*Required action*
Report back every line below that carries the word "label".

*Supplied records*
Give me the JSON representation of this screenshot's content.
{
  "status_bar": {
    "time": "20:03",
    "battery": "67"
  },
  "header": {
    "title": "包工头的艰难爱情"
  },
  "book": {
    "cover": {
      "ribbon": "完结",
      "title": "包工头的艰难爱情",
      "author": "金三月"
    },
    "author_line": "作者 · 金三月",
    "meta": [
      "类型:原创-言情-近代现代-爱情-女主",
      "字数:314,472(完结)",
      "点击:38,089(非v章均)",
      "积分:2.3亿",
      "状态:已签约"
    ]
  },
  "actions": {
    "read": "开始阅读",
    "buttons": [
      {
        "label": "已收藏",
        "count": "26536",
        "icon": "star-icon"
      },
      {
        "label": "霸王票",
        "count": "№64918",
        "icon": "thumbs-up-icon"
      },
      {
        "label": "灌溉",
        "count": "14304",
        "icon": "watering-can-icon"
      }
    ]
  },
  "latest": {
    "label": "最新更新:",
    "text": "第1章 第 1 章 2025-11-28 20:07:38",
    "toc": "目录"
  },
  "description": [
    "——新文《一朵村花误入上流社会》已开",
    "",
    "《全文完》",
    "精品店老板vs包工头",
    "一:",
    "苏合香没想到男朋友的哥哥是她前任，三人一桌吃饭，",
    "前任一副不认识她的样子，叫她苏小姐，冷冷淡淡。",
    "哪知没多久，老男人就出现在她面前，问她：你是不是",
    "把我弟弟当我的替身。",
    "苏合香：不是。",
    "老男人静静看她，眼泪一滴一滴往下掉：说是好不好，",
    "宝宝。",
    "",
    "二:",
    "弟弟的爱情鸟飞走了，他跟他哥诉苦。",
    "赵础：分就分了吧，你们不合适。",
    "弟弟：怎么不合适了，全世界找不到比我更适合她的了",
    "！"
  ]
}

*Written answer*
        "label": "已收藏",
        "label": "霸王票",
        "label": "灌溉",
    "label": "最新更新:",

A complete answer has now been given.